Anil Ananthaswamy (Consulting Editor, New Scientist): The Edge of Physics: Dispatches from the Frontiers of Cosmology. Centre for High Energy Physics, Tuesday 2nd February, 2010, 4:00 p.m.
Abstract: This talk is based on my book, The Edge of Physics, which tells of story of modern cosmology in the form of a travelogue. Cosmologists, and indeed many physicists, are waiting for answers to some profound questions: What is the nature of dark matter? What is the nature of the dark energy that is causing the expansion of the universe to accelerate? What is the origin of mass? How can Einstein's general relativity be reconciled with quantum mechanics? I went in search of the telescopes, detectors and experiments that make up the cutting-edge of cosmology today, almost of which are located in some of the most extreme environments on Earth, including Lake Baikal in Siberia, an underground mine in Northern Minnesota, the Atacama Desert in the Chilean Andes and even the South Pole. I'll talk about some of my journeys to these remote parts of the world, and also discuss how these experiments could provide the answers physicists are after.
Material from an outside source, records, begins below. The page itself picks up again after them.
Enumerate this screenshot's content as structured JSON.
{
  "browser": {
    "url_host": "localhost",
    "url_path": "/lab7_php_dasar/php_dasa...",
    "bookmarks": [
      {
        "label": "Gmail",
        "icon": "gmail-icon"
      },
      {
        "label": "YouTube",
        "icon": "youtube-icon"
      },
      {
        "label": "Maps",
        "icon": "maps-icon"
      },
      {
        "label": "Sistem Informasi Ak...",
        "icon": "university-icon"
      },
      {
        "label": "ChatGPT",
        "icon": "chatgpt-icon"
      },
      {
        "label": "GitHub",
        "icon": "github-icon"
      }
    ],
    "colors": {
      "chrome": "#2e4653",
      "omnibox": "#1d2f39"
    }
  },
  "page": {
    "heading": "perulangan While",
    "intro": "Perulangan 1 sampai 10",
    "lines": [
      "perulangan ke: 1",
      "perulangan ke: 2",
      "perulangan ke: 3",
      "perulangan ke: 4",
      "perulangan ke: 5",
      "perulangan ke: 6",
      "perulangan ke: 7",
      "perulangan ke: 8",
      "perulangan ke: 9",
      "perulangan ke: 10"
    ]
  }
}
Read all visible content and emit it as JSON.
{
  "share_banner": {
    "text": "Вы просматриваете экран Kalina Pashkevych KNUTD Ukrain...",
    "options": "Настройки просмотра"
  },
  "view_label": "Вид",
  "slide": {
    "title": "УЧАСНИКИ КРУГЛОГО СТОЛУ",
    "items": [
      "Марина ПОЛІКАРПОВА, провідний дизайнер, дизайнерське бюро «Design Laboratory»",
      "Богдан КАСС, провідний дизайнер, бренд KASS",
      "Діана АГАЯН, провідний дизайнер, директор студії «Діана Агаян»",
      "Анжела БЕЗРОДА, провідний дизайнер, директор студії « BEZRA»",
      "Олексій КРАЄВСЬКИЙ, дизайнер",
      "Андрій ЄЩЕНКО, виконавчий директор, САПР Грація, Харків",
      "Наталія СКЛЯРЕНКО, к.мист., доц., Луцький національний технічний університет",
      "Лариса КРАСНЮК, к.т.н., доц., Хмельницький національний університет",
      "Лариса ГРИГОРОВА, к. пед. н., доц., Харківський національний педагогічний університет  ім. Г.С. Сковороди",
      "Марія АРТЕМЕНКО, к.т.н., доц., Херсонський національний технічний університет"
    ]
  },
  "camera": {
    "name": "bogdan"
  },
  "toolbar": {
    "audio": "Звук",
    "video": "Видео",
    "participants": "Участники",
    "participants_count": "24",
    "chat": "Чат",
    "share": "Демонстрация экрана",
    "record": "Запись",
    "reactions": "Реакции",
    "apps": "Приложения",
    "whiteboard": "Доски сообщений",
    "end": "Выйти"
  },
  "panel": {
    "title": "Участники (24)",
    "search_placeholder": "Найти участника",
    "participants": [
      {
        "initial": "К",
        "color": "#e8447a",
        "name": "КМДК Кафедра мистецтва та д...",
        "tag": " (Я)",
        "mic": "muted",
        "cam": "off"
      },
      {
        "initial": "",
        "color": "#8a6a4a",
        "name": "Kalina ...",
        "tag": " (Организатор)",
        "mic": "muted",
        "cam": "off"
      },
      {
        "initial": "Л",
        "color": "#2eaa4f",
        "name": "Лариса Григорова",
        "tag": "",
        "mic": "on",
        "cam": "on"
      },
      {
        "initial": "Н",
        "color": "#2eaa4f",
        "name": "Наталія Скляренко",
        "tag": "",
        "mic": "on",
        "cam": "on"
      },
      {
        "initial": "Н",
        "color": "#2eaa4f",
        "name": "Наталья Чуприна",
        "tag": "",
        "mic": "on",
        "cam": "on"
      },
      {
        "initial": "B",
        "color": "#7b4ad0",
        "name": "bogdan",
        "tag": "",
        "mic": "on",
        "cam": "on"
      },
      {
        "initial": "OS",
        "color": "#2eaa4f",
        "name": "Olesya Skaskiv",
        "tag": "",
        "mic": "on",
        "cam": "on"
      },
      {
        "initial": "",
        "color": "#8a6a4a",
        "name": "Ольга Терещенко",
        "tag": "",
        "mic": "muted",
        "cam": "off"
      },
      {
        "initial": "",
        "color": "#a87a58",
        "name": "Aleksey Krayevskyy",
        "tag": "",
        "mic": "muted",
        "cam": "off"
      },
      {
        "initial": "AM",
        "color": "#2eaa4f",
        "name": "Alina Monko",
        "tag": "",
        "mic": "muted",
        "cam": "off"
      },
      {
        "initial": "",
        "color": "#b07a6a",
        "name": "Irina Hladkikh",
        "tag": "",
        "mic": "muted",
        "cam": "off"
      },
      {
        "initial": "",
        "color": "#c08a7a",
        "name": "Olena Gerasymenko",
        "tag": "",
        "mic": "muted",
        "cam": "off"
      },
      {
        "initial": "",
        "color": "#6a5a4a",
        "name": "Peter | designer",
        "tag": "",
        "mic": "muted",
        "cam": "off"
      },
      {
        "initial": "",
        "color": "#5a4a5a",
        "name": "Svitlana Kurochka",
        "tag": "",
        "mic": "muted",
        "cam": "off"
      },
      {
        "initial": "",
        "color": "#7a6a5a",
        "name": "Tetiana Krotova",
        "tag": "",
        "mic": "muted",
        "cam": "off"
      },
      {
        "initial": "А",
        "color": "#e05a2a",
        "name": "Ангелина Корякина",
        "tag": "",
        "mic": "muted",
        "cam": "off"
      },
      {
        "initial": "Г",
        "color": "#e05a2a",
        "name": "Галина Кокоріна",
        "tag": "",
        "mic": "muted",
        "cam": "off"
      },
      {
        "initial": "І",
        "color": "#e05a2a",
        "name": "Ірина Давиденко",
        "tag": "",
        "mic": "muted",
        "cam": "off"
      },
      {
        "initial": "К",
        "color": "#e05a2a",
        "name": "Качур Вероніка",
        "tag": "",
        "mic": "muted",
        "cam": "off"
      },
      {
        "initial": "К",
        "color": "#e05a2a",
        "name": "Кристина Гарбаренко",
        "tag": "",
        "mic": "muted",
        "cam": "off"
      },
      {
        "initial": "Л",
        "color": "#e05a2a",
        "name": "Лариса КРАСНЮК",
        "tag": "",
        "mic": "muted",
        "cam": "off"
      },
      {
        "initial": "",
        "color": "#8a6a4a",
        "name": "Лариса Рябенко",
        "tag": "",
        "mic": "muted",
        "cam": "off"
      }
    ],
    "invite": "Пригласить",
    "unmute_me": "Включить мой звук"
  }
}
Dr. Sharada Srinivasan (Associate Professor, National Institute of Advanced Studies, Bangalore): Phases and faces: Bronze and high-tin bronze metalware traditions from southern India. Thursday, 4th February 2010, 4.00 p.m. Centre for Contemporary Studies (Formerly TIFR Mathematics Building), IISc.
Abstract: This lecture summarises some of the speakers original ethnometallurgical and archaeometallurgical investigations made over the past decade and half on archaeological bronzes which demonstrate the ways in which the properties of bronze of different compositions including high and lower tin bronze were skilfully exploited in Indian and south Indian antiquity to get a range of artefacts suited to specific functions. The skills in making bronze statuary is best exemplified by the 10th century Chola figurines of Tamil Nadu with continuing icon making traditions at Swamimalai. At the same time, the use of specialised bronzes of a higher tin composition known as high-tin bronzes exploiting the properties of intermetallic compound alloys has been established through these studies. It is also demonstrated that from early antiquity going back to the south Indian megalithic period, an interesting alloy of bronze, exploiting the properties of the beta intermetallic compound was used to make elegant vessels and continuing into recent times to make vessels, musical instruments. On the other hand the properties of the intermetallic high-tin delta compound of bronze are still exploited to make fine mirrors in Kerala. Thus the paper covers many fascinating facets of the alloys of bronze and correlations between the 'phases' and 'faces 'of bronze.